**Problem description**. What lines of the data below hold the string "Шероховатость"? Copy each one.

Data about app and page elements:

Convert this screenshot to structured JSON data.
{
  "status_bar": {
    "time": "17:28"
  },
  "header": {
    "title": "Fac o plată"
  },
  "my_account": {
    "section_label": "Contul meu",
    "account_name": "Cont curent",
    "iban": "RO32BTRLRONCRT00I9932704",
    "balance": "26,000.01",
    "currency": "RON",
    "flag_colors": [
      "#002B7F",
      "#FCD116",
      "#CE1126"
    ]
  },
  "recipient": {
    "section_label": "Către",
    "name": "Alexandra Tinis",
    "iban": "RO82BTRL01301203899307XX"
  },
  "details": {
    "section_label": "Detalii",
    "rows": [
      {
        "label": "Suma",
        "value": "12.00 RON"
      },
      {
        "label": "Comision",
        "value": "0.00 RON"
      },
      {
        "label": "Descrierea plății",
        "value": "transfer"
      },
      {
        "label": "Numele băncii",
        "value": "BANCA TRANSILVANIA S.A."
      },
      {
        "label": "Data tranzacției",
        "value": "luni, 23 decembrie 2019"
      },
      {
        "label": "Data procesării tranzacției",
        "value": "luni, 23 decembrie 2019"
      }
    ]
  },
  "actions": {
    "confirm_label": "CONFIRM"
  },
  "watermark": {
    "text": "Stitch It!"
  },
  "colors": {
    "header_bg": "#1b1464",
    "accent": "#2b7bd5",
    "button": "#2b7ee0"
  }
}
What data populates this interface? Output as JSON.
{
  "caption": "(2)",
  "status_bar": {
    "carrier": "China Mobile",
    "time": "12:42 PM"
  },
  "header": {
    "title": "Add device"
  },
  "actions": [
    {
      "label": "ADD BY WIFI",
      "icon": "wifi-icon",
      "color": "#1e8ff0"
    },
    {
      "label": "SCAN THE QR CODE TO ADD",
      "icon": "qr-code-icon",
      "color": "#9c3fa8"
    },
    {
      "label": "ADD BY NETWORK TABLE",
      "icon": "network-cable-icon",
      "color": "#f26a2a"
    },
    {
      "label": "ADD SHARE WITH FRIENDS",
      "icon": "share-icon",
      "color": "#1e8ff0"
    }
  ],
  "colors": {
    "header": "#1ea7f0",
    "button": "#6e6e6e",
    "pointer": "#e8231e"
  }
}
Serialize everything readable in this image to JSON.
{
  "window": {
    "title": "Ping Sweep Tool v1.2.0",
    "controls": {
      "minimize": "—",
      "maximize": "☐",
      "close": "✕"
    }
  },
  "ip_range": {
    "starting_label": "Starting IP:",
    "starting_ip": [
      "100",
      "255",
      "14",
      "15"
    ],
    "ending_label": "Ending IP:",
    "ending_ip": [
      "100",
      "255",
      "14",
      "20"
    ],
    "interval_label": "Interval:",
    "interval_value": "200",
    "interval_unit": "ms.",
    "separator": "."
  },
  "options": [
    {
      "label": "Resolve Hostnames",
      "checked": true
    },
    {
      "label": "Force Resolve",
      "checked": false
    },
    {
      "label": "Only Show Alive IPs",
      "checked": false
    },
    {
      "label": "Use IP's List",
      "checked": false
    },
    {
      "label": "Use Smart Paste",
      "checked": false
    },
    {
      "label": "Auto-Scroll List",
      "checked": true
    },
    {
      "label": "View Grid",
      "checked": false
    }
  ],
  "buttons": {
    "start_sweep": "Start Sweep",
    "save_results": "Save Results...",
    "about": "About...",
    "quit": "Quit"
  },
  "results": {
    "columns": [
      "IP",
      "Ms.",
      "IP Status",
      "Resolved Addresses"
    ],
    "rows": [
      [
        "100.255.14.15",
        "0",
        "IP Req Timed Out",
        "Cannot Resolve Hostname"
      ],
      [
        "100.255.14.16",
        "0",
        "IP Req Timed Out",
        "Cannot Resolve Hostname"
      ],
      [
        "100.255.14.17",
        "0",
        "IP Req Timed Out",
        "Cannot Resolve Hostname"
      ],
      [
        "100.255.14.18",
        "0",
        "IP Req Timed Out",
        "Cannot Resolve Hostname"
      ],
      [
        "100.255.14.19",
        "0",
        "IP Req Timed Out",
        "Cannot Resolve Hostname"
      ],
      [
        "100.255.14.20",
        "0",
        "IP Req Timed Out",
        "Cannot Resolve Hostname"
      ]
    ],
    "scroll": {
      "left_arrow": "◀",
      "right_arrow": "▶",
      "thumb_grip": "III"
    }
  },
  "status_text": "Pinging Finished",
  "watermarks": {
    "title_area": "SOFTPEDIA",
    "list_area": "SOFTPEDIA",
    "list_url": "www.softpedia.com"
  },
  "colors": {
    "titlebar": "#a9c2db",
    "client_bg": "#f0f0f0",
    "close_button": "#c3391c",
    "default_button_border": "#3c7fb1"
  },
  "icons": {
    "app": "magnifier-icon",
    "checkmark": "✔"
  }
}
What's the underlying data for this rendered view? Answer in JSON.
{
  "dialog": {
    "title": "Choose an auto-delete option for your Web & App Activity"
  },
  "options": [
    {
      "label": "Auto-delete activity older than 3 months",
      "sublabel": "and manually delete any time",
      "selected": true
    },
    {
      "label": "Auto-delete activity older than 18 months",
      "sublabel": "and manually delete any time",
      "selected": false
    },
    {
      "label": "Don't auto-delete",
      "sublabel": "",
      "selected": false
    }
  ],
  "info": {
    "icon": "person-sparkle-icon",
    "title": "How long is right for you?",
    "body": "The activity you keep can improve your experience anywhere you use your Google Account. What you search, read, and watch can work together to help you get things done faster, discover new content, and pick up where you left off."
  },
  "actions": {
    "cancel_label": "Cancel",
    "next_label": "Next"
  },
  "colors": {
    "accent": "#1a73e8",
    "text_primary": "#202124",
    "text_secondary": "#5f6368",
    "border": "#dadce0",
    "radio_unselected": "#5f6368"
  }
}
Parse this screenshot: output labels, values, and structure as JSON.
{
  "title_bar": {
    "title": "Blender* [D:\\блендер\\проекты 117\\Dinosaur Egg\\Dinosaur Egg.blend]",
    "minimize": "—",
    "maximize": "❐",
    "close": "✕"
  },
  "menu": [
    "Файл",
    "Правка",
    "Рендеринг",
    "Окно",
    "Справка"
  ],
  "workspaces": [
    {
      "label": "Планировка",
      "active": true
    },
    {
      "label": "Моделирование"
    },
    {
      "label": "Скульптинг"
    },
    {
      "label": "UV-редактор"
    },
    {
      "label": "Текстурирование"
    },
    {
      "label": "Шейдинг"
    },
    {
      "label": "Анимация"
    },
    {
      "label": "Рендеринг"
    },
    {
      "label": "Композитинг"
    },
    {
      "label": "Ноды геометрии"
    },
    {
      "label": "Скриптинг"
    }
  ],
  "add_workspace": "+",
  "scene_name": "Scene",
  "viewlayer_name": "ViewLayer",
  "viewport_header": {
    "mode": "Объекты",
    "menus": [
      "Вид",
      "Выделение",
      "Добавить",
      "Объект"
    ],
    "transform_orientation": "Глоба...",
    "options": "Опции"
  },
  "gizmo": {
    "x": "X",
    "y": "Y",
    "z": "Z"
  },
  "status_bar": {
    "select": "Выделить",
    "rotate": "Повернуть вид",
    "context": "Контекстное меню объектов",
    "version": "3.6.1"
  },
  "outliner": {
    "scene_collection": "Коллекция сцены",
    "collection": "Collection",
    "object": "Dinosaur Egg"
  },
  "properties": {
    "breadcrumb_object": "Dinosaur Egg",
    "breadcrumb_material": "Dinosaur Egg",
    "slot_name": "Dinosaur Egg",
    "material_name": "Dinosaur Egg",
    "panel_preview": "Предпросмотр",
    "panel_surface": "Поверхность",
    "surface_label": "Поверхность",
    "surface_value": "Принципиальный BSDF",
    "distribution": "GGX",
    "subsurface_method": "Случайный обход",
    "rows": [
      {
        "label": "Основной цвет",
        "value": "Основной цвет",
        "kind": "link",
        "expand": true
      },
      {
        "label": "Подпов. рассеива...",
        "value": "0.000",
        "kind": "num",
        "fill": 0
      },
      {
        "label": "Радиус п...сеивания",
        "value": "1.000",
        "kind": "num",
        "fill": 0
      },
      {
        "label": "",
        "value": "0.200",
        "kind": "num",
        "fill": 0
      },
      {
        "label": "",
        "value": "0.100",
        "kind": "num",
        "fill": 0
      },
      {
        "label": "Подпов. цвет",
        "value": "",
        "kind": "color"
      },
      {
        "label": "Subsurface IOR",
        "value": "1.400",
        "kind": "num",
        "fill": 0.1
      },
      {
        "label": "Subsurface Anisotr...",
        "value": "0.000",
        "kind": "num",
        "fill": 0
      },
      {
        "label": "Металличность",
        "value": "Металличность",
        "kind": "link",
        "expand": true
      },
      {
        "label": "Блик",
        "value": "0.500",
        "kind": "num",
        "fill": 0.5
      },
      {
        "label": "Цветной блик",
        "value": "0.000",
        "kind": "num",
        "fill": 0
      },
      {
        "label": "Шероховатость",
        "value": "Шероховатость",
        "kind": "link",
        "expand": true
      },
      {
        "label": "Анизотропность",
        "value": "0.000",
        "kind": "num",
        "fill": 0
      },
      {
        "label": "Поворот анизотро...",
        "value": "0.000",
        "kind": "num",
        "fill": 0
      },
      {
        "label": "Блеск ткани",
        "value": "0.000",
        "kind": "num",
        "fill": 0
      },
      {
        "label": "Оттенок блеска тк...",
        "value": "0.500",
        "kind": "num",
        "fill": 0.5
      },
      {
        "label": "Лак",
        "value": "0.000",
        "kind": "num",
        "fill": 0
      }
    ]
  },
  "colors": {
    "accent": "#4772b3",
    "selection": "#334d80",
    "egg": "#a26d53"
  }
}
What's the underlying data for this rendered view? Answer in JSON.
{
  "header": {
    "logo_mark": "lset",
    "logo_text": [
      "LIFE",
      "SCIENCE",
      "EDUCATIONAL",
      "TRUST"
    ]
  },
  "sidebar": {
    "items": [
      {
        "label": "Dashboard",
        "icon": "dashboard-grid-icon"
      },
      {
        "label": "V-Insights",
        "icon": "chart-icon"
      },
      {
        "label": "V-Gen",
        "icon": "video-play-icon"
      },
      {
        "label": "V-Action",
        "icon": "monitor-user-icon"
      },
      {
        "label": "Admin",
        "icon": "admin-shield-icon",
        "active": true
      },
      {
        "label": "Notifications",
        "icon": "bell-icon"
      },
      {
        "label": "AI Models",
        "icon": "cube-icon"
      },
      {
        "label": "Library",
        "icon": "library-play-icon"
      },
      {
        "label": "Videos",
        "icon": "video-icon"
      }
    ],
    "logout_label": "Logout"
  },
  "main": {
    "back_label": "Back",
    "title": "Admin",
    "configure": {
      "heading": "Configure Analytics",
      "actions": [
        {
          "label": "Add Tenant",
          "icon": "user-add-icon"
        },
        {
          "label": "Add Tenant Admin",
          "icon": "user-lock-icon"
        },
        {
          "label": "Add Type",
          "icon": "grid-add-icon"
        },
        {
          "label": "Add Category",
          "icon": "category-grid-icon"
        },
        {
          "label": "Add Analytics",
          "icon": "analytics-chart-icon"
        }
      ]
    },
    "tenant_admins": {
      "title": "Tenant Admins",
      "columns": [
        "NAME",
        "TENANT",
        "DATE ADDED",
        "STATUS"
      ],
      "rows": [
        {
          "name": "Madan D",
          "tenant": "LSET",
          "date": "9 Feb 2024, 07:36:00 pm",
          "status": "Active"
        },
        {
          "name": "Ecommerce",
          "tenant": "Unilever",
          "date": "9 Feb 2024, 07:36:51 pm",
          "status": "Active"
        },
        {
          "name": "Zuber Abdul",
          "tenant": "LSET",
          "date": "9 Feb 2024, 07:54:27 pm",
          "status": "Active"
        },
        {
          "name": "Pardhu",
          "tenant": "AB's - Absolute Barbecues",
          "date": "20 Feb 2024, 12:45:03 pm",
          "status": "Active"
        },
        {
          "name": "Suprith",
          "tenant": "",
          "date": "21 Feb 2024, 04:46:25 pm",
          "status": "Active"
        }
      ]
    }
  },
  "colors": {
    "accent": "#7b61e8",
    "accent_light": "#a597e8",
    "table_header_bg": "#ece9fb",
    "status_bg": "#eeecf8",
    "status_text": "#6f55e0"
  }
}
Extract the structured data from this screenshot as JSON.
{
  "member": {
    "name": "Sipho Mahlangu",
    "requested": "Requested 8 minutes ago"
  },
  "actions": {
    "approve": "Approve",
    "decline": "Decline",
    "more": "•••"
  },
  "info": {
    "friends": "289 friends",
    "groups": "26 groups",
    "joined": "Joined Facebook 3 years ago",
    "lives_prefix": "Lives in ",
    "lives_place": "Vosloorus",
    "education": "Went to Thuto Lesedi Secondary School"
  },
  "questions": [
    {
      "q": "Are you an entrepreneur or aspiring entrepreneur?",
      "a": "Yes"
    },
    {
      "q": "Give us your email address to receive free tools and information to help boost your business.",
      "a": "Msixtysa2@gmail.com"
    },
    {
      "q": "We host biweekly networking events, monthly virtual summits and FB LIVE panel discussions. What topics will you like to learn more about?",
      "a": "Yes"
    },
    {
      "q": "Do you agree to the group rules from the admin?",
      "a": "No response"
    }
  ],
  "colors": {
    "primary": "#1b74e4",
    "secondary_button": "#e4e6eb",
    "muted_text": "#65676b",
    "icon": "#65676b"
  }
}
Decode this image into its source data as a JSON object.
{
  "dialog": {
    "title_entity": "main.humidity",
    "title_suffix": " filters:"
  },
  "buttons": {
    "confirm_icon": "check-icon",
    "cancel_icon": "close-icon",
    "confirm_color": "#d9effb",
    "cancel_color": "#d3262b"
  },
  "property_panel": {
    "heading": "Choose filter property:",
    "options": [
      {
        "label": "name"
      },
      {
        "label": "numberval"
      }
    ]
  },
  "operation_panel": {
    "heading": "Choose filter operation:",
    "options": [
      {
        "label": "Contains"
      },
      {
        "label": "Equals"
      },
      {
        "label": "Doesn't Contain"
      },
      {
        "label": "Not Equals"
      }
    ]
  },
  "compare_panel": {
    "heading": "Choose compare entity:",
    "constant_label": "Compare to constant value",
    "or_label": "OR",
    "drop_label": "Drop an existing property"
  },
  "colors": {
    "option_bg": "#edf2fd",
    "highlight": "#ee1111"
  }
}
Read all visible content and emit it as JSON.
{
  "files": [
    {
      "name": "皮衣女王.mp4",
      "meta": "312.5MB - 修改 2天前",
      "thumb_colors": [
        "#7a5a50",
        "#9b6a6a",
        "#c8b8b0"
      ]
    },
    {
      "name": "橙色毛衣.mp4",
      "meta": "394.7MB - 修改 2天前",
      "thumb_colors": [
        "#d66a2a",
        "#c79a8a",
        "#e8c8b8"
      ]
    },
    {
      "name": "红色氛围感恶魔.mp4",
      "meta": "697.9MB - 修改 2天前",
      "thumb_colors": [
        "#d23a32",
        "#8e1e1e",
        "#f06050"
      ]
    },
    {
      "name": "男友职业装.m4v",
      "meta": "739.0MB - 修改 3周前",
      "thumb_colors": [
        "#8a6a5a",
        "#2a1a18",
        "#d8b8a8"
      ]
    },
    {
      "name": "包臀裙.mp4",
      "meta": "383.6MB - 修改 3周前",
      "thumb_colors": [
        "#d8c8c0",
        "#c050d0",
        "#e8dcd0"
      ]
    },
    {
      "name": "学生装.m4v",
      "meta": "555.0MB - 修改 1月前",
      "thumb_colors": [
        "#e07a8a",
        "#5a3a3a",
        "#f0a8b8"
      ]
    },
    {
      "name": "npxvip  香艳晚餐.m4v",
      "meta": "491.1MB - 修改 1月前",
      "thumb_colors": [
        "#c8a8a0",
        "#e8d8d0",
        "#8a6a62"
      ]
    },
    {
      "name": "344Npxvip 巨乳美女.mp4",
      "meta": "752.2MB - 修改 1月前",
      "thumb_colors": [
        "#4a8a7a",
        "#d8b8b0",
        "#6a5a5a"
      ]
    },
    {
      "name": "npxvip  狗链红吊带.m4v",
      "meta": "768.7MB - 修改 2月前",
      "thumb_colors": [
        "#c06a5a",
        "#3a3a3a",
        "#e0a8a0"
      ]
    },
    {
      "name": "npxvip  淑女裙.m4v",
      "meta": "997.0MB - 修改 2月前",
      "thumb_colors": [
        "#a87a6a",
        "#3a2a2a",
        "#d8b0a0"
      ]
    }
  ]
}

**Solution for this task**.
        "label": "Шероховатость",
        "value": "Шероховатость",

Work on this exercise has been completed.